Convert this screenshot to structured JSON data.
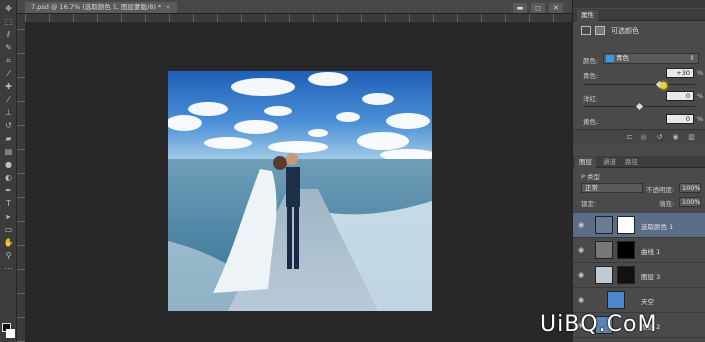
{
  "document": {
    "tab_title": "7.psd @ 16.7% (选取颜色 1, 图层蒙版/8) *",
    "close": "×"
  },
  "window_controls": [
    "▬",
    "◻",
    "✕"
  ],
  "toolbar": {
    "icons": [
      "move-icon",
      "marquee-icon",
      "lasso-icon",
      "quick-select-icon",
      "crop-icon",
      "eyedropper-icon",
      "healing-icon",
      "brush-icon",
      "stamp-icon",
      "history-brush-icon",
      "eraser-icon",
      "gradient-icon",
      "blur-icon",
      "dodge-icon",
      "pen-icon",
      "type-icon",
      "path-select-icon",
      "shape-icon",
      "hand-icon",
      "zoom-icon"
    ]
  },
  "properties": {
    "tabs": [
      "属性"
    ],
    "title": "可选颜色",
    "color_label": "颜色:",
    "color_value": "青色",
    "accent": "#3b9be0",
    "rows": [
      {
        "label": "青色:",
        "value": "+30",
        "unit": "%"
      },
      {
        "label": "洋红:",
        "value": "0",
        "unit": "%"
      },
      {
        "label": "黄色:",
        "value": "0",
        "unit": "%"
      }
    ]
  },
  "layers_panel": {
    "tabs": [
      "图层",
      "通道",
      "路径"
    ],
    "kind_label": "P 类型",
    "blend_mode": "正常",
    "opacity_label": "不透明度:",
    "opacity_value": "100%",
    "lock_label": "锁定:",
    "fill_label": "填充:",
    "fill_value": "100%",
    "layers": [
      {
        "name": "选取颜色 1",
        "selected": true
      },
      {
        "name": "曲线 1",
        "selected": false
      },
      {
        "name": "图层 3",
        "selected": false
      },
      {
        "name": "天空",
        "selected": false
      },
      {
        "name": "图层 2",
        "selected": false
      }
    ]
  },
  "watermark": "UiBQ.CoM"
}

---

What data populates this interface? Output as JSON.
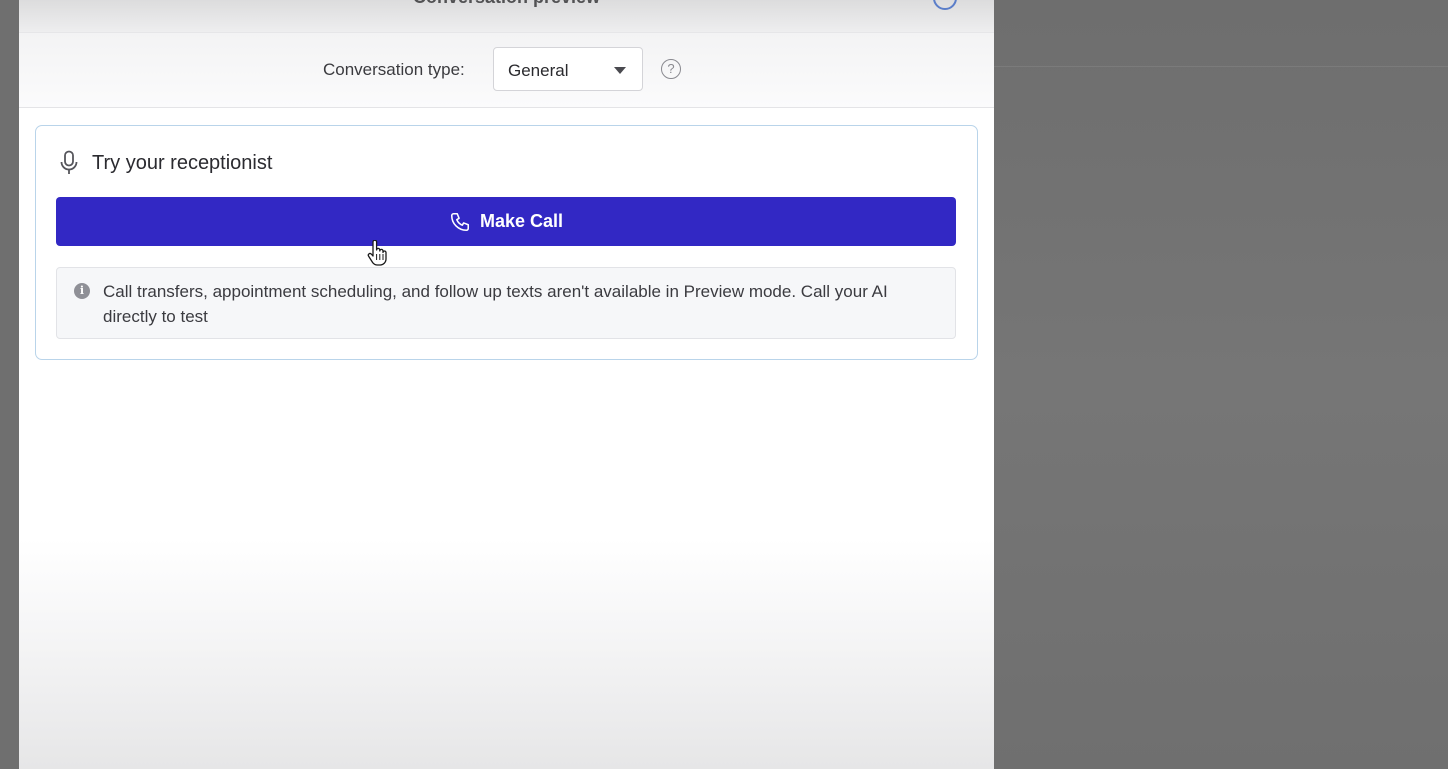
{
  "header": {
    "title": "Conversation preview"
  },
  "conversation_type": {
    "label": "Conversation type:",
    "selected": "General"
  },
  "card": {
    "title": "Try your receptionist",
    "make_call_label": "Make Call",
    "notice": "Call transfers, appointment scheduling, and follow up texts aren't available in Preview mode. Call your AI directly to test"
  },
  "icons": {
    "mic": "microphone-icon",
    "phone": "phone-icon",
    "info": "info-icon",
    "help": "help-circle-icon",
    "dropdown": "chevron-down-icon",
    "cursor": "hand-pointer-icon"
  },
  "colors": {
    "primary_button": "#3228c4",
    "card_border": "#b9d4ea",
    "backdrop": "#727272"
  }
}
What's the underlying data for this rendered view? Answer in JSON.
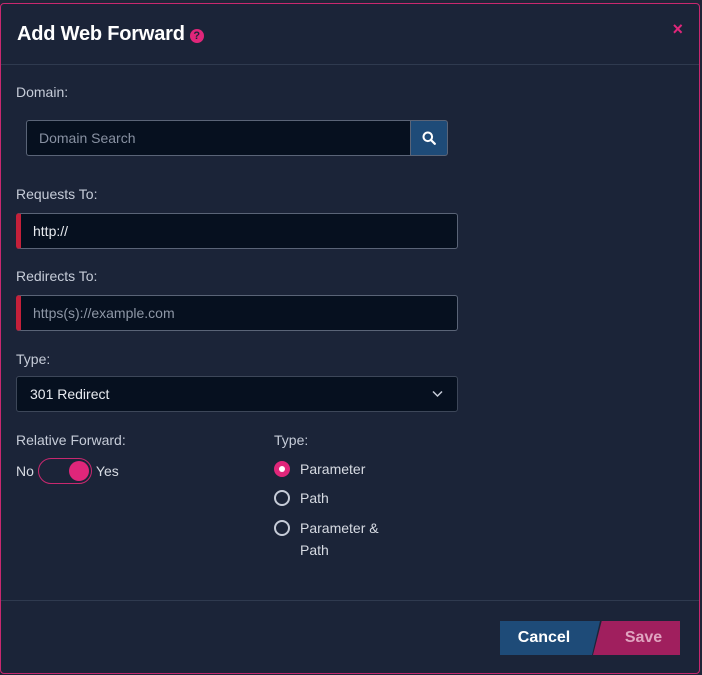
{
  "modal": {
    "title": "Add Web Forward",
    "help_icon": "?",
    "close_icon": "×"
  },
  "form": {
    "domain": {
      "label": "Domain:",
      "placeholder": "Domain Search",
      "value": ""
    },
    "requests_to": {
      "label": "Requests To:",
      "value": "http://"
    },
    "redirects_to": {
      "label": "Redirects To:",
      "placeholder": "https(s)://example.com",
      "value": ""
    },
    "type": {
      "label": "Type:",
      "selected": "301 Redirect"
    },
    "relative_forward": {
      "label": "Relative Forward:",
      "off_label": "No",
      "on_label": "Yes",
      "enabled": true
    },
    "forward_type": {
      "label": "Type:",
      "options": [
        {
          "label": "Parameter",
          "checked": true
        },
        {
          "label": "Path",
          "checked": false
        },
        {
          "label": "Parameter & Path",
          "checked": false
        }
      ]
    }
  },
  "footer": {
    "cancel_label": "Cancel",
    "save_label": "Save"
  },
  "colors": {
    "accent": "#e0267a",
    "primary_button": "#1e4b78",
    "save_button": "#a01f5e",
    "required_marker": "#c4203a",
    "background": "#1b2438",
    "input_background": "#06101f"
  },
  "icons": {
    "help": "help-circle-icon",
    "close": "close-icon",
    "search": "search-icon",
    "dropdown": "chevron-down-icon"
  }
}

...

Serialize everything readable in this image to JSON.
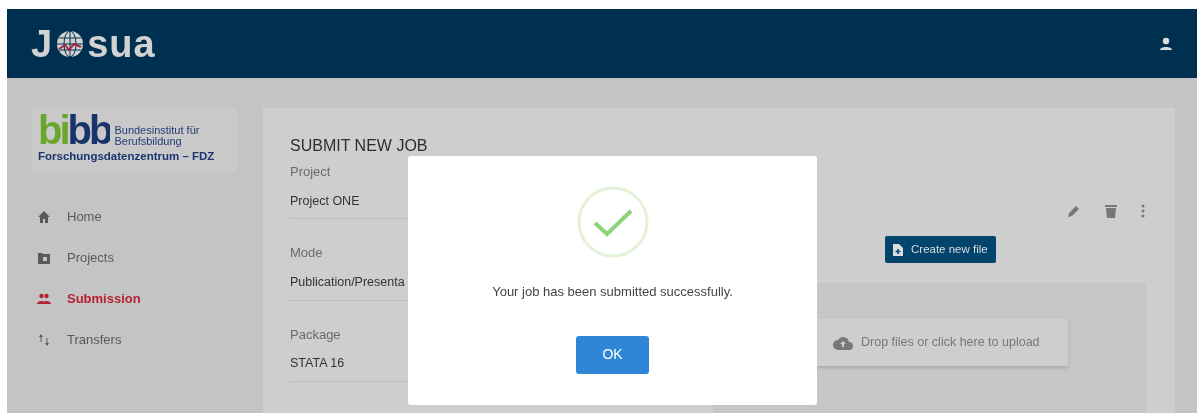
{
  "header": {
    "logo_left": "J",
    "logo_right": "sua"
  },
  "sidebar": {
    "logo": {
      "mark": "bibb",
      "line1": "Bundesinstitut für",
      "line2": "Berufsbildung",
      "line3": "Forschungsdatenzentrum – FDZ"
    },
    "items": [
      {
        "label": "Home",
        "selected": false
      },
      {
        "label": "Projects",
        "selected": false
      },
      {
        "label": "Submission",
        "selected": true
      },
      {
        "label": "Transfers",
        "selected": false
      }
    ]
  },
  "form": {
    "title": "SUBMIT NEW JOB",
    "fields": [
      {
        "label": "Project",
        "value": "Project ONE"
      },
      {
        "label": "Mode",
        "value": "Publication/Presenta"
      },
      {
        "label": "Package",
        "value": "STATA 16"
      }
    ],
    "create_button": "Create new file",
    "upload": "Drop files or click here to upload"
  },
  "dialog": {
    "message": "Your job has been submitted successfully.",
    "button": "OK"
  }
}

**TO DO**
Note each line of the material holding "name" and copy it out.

**ANSWER TO THE EXERCISE**
        "name": "选取颜色 1",
        "name": "曲线 1",
        "name": "图层 3",
        "name": "天空",
        "name": "图层 2",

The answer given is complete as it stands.